- Group therapy. Support from others is a resilience factor, and group therapy can be a wonderful place to share with and receive support from others who have similar struggles.
- Medications to manage depression or anxiety.
- Alternative therapies, such as massage, acupuncture, or yoga.
All of these therapies can be used and combined in various ways, based on the individual’s needs and specific challenges. For example, a person who is dealing with PTSD and a co-occurring substance use disorder may need to take extra caution when using certain medications to treat anxiety, such as those with a high addictive potential like benzodiazepines.7
Ideally, ongoing research will help us better understand the reason some people who go through trauma get PTSD while others don’t. In the meantime, getting treatment can make it easier to live with PTSD and find better ways to manage symptoms than using drugs or alcohol. Desert Hope’s integrated, comprehensive treatment incorporates all of the treatment types mentioned above. Discover more about how our program treats co-occurring substance use and PTSD and how we can help you or a loved one find long-term recovery.
- National Institute of Mental Health. (2019). Post-Traumatic Stress Disorder.

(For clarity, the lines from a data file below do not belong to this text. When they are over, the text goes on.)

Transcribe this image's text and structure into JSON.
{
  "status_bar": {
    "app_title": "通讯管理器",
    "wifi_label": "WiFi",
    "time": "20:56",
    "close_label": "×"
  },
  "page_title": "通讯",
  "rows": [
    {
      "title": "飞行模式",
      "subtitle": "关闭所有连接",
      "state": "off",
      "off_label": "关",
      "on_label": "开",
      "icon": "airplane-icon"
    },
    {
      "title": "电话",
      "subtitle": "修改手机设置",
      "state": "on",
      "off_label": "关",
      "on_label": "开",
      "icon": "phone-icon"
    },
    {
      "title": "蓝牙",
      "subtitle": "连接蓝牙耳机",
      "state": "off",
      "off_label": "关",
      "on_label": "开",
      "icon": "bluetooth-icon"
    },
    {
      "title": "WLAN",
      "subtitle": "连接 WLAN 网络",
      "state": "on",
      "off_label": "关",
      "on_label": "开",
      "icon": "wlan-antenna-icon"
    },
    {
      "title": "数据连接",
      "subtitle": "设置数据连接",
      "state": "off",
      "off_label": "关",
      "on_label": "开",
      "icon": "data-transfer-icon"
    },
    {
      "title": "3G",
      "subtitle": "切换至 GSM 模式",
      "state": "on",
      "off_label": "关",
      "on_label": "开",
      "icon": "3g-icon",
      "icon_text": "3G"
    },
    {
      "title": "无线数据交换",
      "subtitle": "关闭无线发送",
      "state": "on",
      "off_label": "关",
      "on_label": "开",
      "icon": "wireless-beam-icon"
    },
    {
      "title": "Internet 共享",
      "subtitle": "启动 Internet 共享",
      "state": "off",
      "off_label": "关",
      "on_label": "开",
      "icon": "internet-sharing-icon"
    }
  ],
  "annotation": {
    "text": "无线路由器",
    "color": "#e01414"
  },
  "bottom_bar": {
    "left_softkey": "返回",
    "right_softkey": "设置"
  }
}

- Koenen, K. C., Ratanatharathorn, A., Ng, L., McLaughlin, K. A., Bromet, E. J., Stein, D. J., … Kessler, R. C. (2017). Posttraumatic stress disorder in the World Mental Health Surveys. Psychological medicine, 47(13), 2260–2274.
- Association for Psychological Science. (2013). Why Some Soldiers Develop PTSD While Others Don’t.
- American Psychiatric Association. (2013). Diagnostic and statistical manual of mental disorders (5th ed.). Arlington, VA: Author.
- Miller, S. C., Fiellin, D. A., Rosenthal, R. N., & Saitz, R. (2019). The Asam principles of addiction medicine. Philadelphia: Wolters Kluwer.
- Royal College of Psychiatrists. (n.d.). Post Traumatic Stress Disorder (PTSD).
- Stein, Murray B. (n.d.). Pharmacotherapy for posttraumatic stress disorder in adults.